Finding something new in fantasy that is not only
entertaining but endearing is pretty hard these days.
The truth is, just about everything in the fantasy realm has
been done before.
That doesn’t mean that you can’t take an old idea, tweak it
and create new magic.
That’s exactly what Breeana Putroff has done with ‘The Dusk
I usually read one book in a series and then post a review.
I happened to read the first book in this series when I was on vacation,
though, and then I polished off four more books and one novella in about four
That’s how much I loved this series.
The first book, ‘Seeds of Discovery,’ introduces us to
teenager Quinn Robbins. Quinn is driving her younger sister Annie home on
treacherous roads when she happens across an accident – and the town loner –
William -- trying to help an injured individual at the scene.
In short order, Quinn becomes obsessed with finding out why
William was on the dark road alone at night. She starts following him – but what
she finds changes her world forever.
You see, William is from another world. It’s a world filled
with castles and kings, where things like
cell phones don’t work. While William
is from this world, he travels to Quinn’s world to learn as much as he can to
help his home realm with new medical techniques. Then he returns to his own world as often as he can.
How does he get there? At dusk, you see, there is a gate
between the two worlds that opens briefly. Once you go through the gate,

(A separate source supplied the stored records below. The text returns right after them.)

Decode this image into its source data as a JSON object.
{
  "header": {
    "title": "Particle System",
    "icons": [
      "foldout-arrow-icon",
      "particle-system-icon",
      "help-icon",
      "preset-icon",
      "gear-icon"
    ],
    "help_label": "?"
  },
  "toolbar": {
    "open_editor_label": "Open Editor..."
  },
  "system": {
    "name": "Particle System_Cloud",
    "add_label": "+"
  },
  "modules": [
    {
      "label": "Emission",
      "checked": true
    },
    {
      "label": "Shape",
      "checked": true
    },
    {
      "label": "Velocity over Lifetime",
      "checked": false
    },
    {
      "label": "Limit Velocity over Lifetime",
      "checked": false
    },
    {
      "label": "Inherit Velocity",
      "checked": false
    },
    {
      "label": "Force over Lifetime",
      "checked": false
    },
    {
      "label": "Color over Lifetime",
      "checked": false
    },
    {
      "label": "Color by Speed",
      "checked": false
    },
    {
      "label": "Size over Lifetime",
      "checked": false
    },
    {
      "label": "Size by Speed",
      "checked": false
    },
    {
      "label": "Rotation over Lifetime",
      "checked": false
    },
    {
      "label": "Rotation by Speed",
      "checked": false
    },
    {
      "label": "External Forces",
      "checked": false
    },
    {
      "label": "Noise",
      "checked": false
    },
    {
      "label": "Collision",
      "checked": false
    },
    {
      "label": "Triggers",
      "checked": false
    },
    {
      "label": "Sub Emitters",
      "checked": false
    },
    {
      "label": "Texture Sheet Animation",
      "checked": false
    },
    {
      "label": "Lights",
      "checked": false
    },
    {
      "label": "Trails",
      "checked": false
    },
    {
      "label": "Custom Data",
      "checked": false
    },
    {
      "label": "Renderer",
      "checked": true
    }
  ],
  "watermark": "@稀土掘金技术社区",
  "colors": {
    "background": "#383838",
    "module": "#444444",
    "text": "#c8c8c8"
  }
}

though, you’re stuck in William’s world for 10 days. Essentially time moves
differently in the two worlds – it’s a long story.
Anyway, Quinn is now stuck in Eirentheos for 10 days – with no
way to contact her family and a lot to learn.
There are four books in the original series, including ‘Seeds
of Discovery,’ ‘Roots of Insight,’ ‘Thorns of Decision’ and ‘Blooms of
Consequence.’ Then there’s a short novella called ‘A Christmas Rose,’ followed
by ‘Canes of Divergence.’
I’m not going to go into each book separately, mostly
because it would take too long, but the
central mythology of ‘The Dusk Gate Chronicles’ not only grows with each book,
it also enriches earlier storylines as the reader learns more and more about
Eirentheos, Quinn and the central Rose family.
Suffice it to say, Quinn has ties to Eirentheos that span
generations – and she didn’t stumble upon the world completely by accident.
Quinn’s ties to her own world are threatened by the love she
starts to feel for this new world. She struggles with finding happiness in either -- since any choice she makes will cause her to lose something.
‘The Dusk Gate Chronicles’ has the usual horses and swords,
but its greatest accomplishment is in the family itself. These are people you
would want to meet. In other words, when they fall in love, you fall in love
and when their hearts are broken, so is your heart.
I’m not going to pretend the series is perfect. I think the
biggest problem with them is the titles of the books themselves. I think the
author was trying to liken them to ‘Game of Thrones’ – but the problem is, a
lot of the titles don’t make any sense. Take ‘Canes of Divergence,’ for
example. When you break it down, it means sticks that go different ways. How is
that supposed to suck people in?
This is an indie, but for the most part, the typos are
pretty sparse. There are some there, so if you’re a grammar junkie that gets
your thrills from finding typos in indie books you should probably steer clear
of this series.
Also, the price points of the books are all over the place.
The first book is free – which is great for
suckering fans in. Then the second book
is .99. The third book then jumps to $3.99 and the fourth and sixth books are
$4.99 each. The Christmas novella book is $2.99.
It’s not my place to stay, but
I honestly think the author would make more sales in this extraordinary series
if she adjusted the price points of the later books down to $2.99. I had no
problem paying the higher prices – but I know a lot of people that won’t spend
more than $2.99 on an ebook – and I would hate for people to miss out on this
world in its entirety because of the price. On a side note, the novella is way
over-priced – I’m not going to lie.
Still, the characters are all richly drawn and – even if I’m
a bit creeped out by the message that its okay for teenagers to get married and
pregnant at age 16 in the later books – the overall heart of this series is one
that shouldn’t be missed by fantasy genre fans.
‘Seeds of Discovery’ is currently free
on Amazon. ‘Roots of
Insight’ is .99
. ‘Thorns of Decision’ is $3.99
. ‘Blooms of Consequence’ is
. ‘A Christmas Rose’ is $2.99
. ‘Canes of Divergence’ is $4.99